The problem: Once you have read the records below, write them all out exactly as given.

Data about app and page elements:
- - -

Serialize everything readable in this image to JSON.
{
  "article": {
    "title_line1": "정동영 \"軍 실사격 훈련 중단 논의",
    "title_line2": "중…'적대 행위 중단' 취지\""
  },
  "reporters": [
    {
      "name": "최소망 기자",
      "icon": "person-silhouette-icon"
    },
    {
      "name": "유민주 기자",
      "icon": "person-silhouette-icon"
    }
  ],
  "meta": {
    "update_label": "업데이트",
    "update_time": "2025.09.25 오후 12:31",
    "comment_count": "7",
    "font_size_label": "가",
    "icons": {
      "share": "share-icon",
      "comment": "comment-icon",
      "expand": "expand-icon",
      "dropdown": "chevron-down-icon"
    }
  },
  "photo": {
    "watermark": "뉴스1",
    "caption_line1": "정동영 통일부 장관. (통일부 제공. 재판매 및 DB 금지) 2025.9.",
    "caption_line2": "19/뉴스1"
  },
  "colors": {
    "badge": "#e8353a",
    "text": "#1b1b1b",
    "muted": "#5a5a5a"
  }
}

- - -

Finished exercise:
Serialize everything readable in this image to JSON.
{
  "article": {
    "title_line1": "정동영 \"軍 실사격 훈련 중단 논의",
    "title_line2": "중…'적대 행위 중단' 취지\""
  },
  "reporters": [
    {
      "name": "최소망 기자",
      "icon": "person-silhouette-icon"
    },
    {
      "name": "유민주 기자",
      "icon": "person-silhouette-icon"
    }
  ],
  "meta": {
    "update_label": "업데이트",
    "update_time": "2025.09.25 오후 12:31",
    "comment_count": "7",
    "font_size_label": "가",
    "icons": {
      "share": "share-icon",
      "comment": "comment-icon",
      "expand": "expand-icon",
      "dropdown": "chevron-down-icon"
    }
  },
  "photo": {
    "watermark": "뉴스1",
    "caption_line1": "정동영 통일부 장관. (통일부 제공. 재판매 및 DB 금지) 2025.9.",
    "caption_line2": "19/뉴스1"
  },
  "colors": {
    "badge": "#e8353a",
    "text": "#1b1b1b",
    "muted": "#5a5a5a"
  }
}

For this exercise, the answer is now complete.